Eventually, he slept. His dreams were strange, full of fog-hidden figures that beckoned sweetly to him from the murk, whispering of an escape from pain. Somewhere in the back of Dylan’s mind, he knew who they were and where they came from despite their mysterious nature, but he awoke in an icy sweat, uncomprehending.
Restless, he paced back and forth in the tiny room, knowing that it wasn’t just the dreams that troubled him out of sleep. The place held an atmosphere that he hadn’t felt before. Something that was expectant, waiting.
Trying to shrug off this notion, he flipped on the TV and surfed channels for a while, finding nothing but news channels running the same cases of murder and decay into the ground, reality shows that were themselves a distorted image of reality, and a cheesy horror movie.
Thoughts came and went, and they seemed to intensify and have cruel intentions of their own.
What are you even doing here? You washed-up loser. Do something with yourself or end it.
Dylan tried to amuse himself with a late-night stand-up comedy, but none of the jokes seemed funny.
As he prepared to change out of his business suit and into a pair of boxers, someone outside the door screamed. A woman.
Her shriek was full of such terror and volume despite the muffling door that he nearly jumped out of his skin.
Dylan’s dulled instincts flared with new life. He wasn’t a cop anymore, but tides of concern and anger surged, commanding him to act.
Call the front desk, a weak voice piped up within. They’ll send someone else to stop it. You’re not equipped to handle this anymore than you can handle anything else.
After a moment of hesitation and another dreadful scream, he defied the voice, snared his gun from the night stand, and flew out the door.
Weapon held out in a shooter’s stance, his head swung back and forth, scanning the hallway for possible attackers.

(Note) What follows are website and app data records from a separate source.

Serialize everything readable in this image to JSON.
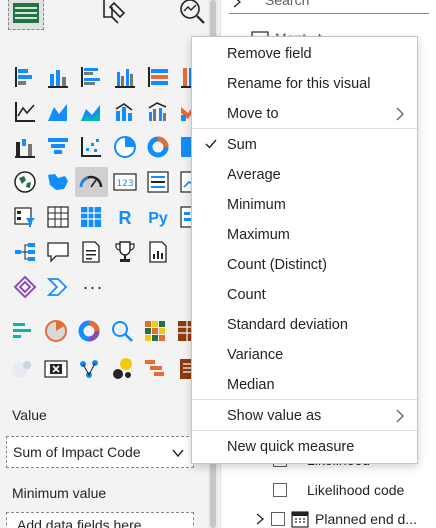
{
  "fields_pane": {
    "search_placeholder": "Search",
    "table_partial": "Mont...t",
    "rows": [
      {
        "label": "Likelihood"
      },
      {
        "label": "Likelihood code"
      },
      {
        "label": "Planned end d..."
      }
    ]
  },
  "viz_pane": {
    "value_label": "Value",
    "value_field": "Sum of Impact Code",
    "minimum_label": "Minimum value",
    "add_fields_placeholder": "Add data fields here"
  },
  "context_menu": {
    "items": [
      {
        "label": "Remove field"
      },
      {
        "label": "Rename for this visual"
      },
      {
        "label": "Move to"
      },
      {
        "label": "Sum"
      },
      {
        "label": "Average"
      },
      {
        "label": "Minimum"
      },
      {
        "label": "Maximum"
      },
      {
        "label": "Count (Distinct)"
      },
      {
        "label": "Count"
      },
      {
        "label": "Standard deviation"
      },
      {
        "label": "Variance"
      },
      {
        "label": "Median"
      },
      {
        "label": "Show value as"
      },
      {
        "label": "New quick measure"
      }
    ],
    "checked_item": "Sum"
  },
  "colors": {
    "accent_blue": "#118dff",
    "teal": "#01b8aa",
    "orange": "#e66c37",
    "purple": "#8f4bb5",
    "green": "#217346"
  }
}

She screamed again, and the shadows that flourished below the meager fluorescent light seemed to throb with excitement.
Curious people were opening their doors and peering out at the commotion. A scrawny man in a white tank top. A girl of perhaps nineteen. A man in a western shirt and a Stetson. When they saw the gun clenched in his fists, they gasped and ducked back into their rooms.
The screams were getting more desperate and raw, punctuated with stuttering miseries, animal whimpers of terror. Dylan ran down the hall in their direction, feeling like a self-righteous, washed-up hero wannabe but unable to help himself.
He was bracing not only for a fight but for something far more meaningful. And when he turned the corner, his eyes were at first unable to register what they saw.
The woman he had seen in the parking lot was perhaps four feet up in the air, pinned against the wall next to a pair of soda machines by something…something huge and writhing and gray.
Dylan’s heart shuddered inside him, and stark terror took hold because he could plainly see the woman’s attacker wasn’t human. No, it was something out of a nightmare.